Expert Reviews – Mountain Zebra NP
Lizzie is a reputed guidebook writer and author of the Footprint guides to South Africa, Namibia, Kenya, Tanzania, Uganda and Zimbabwe.
Guaranteed sightings of mountain zebra on a scenic grassy plateau
On our visit, the Mountain Zebra National Park hung with thick dark clouds, but the moody weather actually made for some incredible colours, and the steel-blue rolling mountains melted into a foreground of fluid golden grass. Our game drive looped across the wide Rooiplat Plateau, where we naturally saw mountain zebra, (they have narrower stripes than Burchell’s zebra), and the grey stormy Karoo sky silhouetted them perfectly. Other plains game included springbok, black wildebeest and red hartebeest, and we surprised a couple of large male kudu in a gully. Unfortunately black rhino and cheetah remained elusive but I think I heard jackals yipping during the night. It’s a good overnight stop (the Victorian-style Doornhoek farmhouse is a fine place to stay), and in the weather we experienced, great for camping with a hot stew cooked over the braai.
Paul is a travel writer, author of the Bradt guidebook to Zimbabwe and is closely involved in promoting tourism to Zimbabwe.
Craggy Heights and Deep Valleys
The Cape mountain zebra differs from its more common cousin, Burchells, mainly in its colouring, but it was nearly extinct at the beginning of the 20th century so it’s great to see about 300 thriving here in their natural surroundings. It shares the park with buffalo, black rhino, black wildebeest, eland, red hartebeest, gemsbok, cheetah and caracal (all of which I’ve seen here except the last two). While this is not a full-on, intense, game viewing park it has a great atmosphere with a variety of accommodations and activities such as hiking, 4x4 trails plus of course game drives amongst its very scenic crags, hills and valleys.
Stephen is a travel writer and avid conservationist whose work appears in prestigious magazines such as Africa Geographic and Travel Africa.
Dazzles of Zebra

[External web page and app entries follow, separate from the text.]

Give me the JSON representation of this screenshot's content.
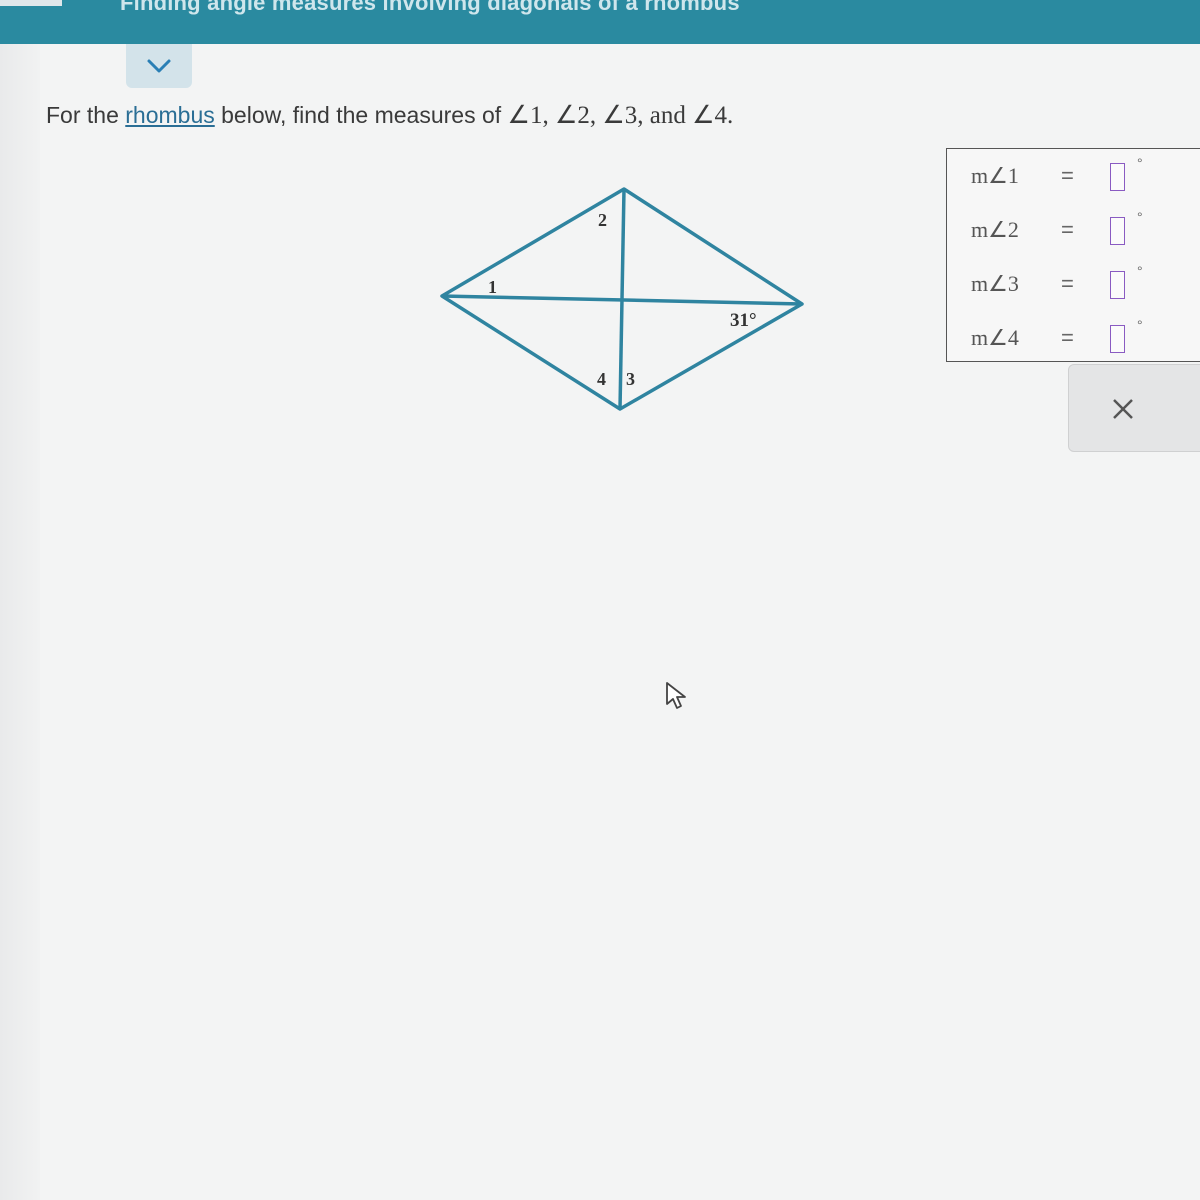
{
  "header": {
    "title": "Finding angle measures involving diagonals of a rhombus"
  },
  "collapse_tab": {
    "icon": "chevron-down-icon"
  },
  "prompt": {
    "before": "For the ",
    "link": "rhombus",
    "after": " below, find the measures of ",
    "angles": "∠1, ∠2, ∠3, and ∠4."
  },
  "diagram": {
    "labels": {
      "angle1": "1",
      "angle2": "2",
      "angle3": "3",
      "angle4": "4",
      "given": "31°"
    },
    "stroke_color": "#2f84a0"
  },
  "answers": [
    {
      "label": "m∠1",
      "equals": "=",
      "value": "",
      "unit": "°"
    },
    {
      "label": "m∠2",
      "equals": "=",
      "value": "",
      "unit": "°"
    },
    {
      "label": "m∠3",
      "equals": "=",
      "value": "",
      "unit": "°"
    },
    {
      "label": "m∠4",
      "equals": "=",
      "value": "",
      "unit": "°"
    }
  ],
  "actions": {
    "clear_icon": "close-icon"
  },
  "colors": {
    "header": "#2a8aa0",
    "link": "#2a6e95",
    "input_border": "#8a5bc2"
  }
}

This tiny park came into being in 1937 with a sole purpose: to save the highly endangered Cape mountain zebra from extinction. In this regard it succeeded admirably and today the population hovers around the 300 mark despite a number of equids having been relocated to other suitable reserves in the region. However, this great conservation feat is not in itself reason enough for safari enthusiasts to make the effort to visit the Mountain Zebra National Park. More recently, a number of indigenous mammals have been reintroduced to the park, including cheetah, buffalo, black rhino, and a range of antelope species. I will admit that during my brief visit to the national park, I saw few of these ‘new addition’ species, while the park’s biggest feline, the retiring caracal, remained as elusive as ever. So, unless you’re a zebra maniac or happen to be passing through the area, I would probably recommend taking a rain check and rather safariing in one of South Africa’s better wildlife areas.